Apart from the pictures, everything in the lines below must be printed exactly.

=== Begin Enclosure ===

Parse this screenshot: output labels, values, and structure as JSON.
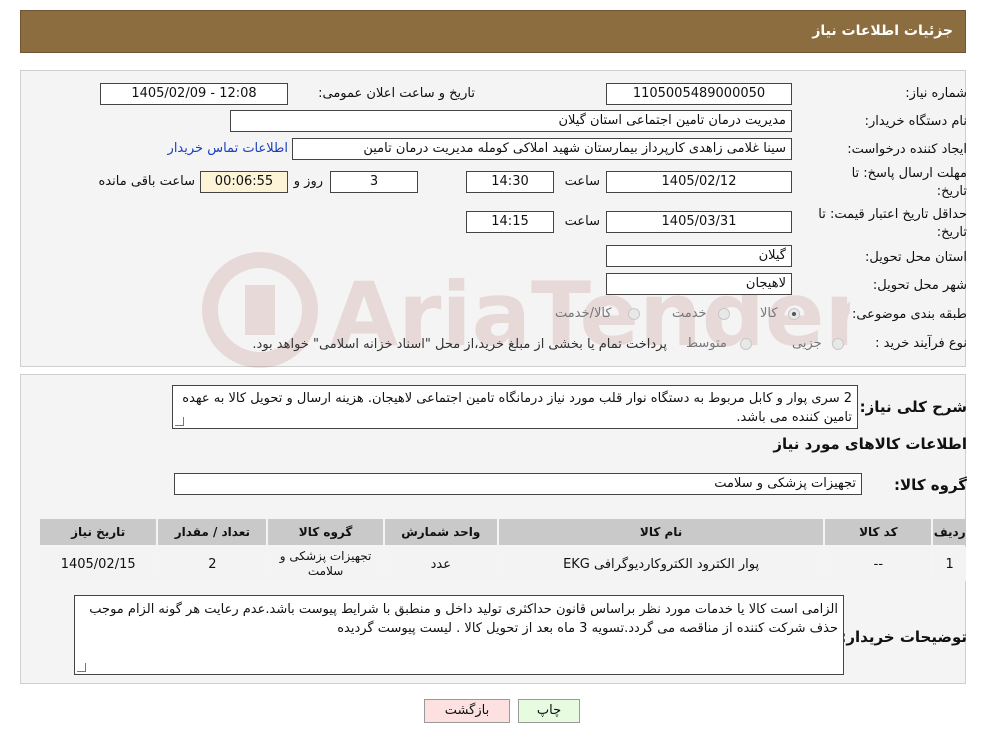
{
  "header": {
    "title": "جزئیات اطلاعات نیاز"
  },
  "form": {
    "need_number_label": "شماره نیاز:",
    "need_number": "1105005489000050",
    "announce_label": "تاریخ و ساعت اعلان عمومی:",
    "announce_value": "1405/02/09 - 12:08",
    "buyer_org_label": "نام دستگاه خریدار:",
    "buyer_org": "مدیریت درمان تامین اجتماعی استان گیلان",
    "requester_label": "ایجاد کننده درخواست:",
    "requester": "سینا غلامی زاهدی کارپرداز بیمارستان شهید املاکی کومله مدیریت درمان تامین",
    "contact_link": "اطلاعات تماس خریدار",
    "deadline_label": "مهلت ارسال پاسخ: تا",
    "deadline_label2": "تاریخ:",
    "deadline_date": "1405/02/12",
    "time_label": "ساعت",
    "deadline_time": "14:30",
    "days_value": "3",
    "days_label": "روز و",
    "remaining_value": "00:06:55",
    "remaining_label": "ساعت باقی مانده",
    "validity_label": "حداقل تاریخ اعتبار قیمت: تا",
    "validity_label2": "تاریخ:",
    "validity_date": "1405/03/31",
    "validity_time_label": "ساعت",
    "validity_time": "14:15",
    "province_label": "استان محل تحویل:",
    "province": "گیلان",
    "city_label": "شهر محل تحویل:",
    "city": "لاهیجان",
    "category_label": "طبقه بندی موضوعی:",
    "category_options": [
      "کالا",
      "خدمت",
      "کالا/خدمت"
    ],
    "category_selected": "کالا",
    "purchase_label": "نوع فرآیند خرید :",
    "purchase_options": [
      "جزیی",
      "متوسط"
    ],
    "purchase_note": "پرداخت تمام یا بخشی از مبلغ خرید،از محل \"اسناد خزانه اسلامی\" خواهد بود."
  },
  "description": {
    "label": "شرح کلی نیاز:",
    "text": "2 سری پوار و کابل  مربوط به دستگاه نوار قلب مورد نیاز درمانگاه تامین اجتماعی لاهیجان. هزینه ارسال و تحویل کالا به عهده تامین کننده می باشد."
  },
  "goods": {
    "section_title": "اطلاعات کالاهای مورد نیاز",
    "group_label": "گروه کالا:",
    "group_value": "تجهیزات پزشکی و سلامت",
    "columns": [
      "ردیف",
      "کد کالا",
      "نام کالا",
      "واحد شمارش",
      "گروه کالا",
      "تعداد / مقدار",
      "تاریخ نیاز"
    ],
    "rows": [
      [
        "1",
        "--",
        "پوار الکترود الکتروکاردیوگرافی EKG",
        "عدد",
        "تجهیزات پزشکی و سلامت",
        "2",
        "1405/02/15"
      ]
    ]
  },
  "buyer_notes": {
    "label": "توضیحات خریدار:",
    "text": "الزامی است کالا یا خدمات مورد نظر براساس قانون حداکثری تولید داخل و منطبق با شرایط پیوست باشد.عدم رعایت هر گونه الزام موجب حذف شرکت کننده از مناقصه می گردد.تسویه 3 ماه بعد از تحویل کالا . لیست پیوست گردیده"
  },
  "actions": {
    "print": "چاپ",
    "back": "بازگشت"
  },
  "colors": {
    "header_bg": "#8c6d3f",
    "link": "#1a3fbf"
  }
}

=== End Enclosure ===

● Solution
Parse this screenshot: output labels, values, and structure as JSON.
{
  "header": {
    "title": "جزئیات اطلاعات نیاز"
  },
  "form": {
    "need_number_label": "شماره نیاز:",
    "need_number": "1105005489000050",
    "announce_label": "تاریخ و ساعت اعلان عمومی:",
    "announce_value": "1405/02/09 - 12:08",
    "buyer_org_label": "نام دستگاه خریدار:",
    "buyer_org": "مدیریت درمان تامین اجتماعی استان گیلان",
    "requester_label": "ایجاد کننده درخواست:",
    "requester": "سینا غلامی زاهدی کارپرداز بیمارستان شهید املاکی کومله مدیریت درمان تامین",
    "contact_link": "اطلاعات تماس خریدار",
    "deadline_label": "مهلت ارسال پاسخ: تا",
    "deadline_label2": "تاریخ:",
    "deadline_date": "1405/02/12",
    "time_label": "ساعت",
    "deadline_time": "14:30",
    "days_value": "3",
    "days_label": "روز و",
    "remaining_value": "00:06:55",
    "remaining_label": "ساعت باقی مانده",
    "validity_label": "حداقل تاریخ اعتبار قیمت: تا",
    "validity_label2": "تاریخ:",
    "validity_date": "1405/03/31",
    "validity_time_label": "ساعت",
    "validity_time": "14:15",
    "province_label": "استان محل تحویل:",
    "province": "گیلان",
    "city_label": "شهر محل تحویل:",
    "city": "لاهیجان",
    "category_label": "طبقه بندی موضوعی:",
    "category_options": [
      "کالا",
      "خدمت",
      "کالا/خدمت"
    ],
    "category_selected": "کالا",
    "purchase_label": "نوع فرآیند خرید :",
    "purchase_options": [
      "جزیی",
      "متوسط"
    ],
    "purchase_note": "پرداخت تمام یا بخشی از مبلغ خرید،از محل \"اسناد خزانه اسلامی\" خواهد بود."
  },
  "description": {
    "label": "شرح کلی نیاز:",
    "text": "2 سری پوار و کابل  مربوط به دستگاه نوار قلب مورد نیاز درمانگاه تامین اجتماعی لاهیجان. هزینه ارسال و تحویل کالا به عهده تامین کننده می باشد."
  },
  "goods": {
    "section_title": "اطلاعات کالاهای مورد نیاز",
    "group_label": "گروه کالا:",
    "group_value": "تجهیزات پزشکی و سلامت",
    "columns": [
      "ردیف",
      "کد کالا",
      "نام کالا",
      "واحد شمارش",
      "گروه کالا",
      "تعداد / مقدار",
      "تاریخ نیاز"
    ],
    "rows": [
      [
        "1",
        "--",
        "پوار الکترود الکتروکاردیوگرافی EKG",
        "عدد",
        "تجهیزات پزشکی و سلامت",
        "2",
        "1405/02/15"
      ]
    ]
  },
  "buyer_notes": {
    "label": "توضیحات خریدار:",
    "text": "الزامی است کالا یا خدمات مورد نظر براساس قانون حداکثری تولید داخل و منطبق با شرایط پیوست باشد.عدم رعایت هر گونه الزام موجب حذف شرکت کننده از مناقصه می گردد.تسویه 3 ماه بعد از تحویل کالا . لیست پیوست گردیده"
  },
  "actions": {
    "print": "چاپ",
    "back": "بازگشت"
  },
  "colors": {
    "header_bg": "#8c6d3f",
    "link": "#1a3fbf"
  }
}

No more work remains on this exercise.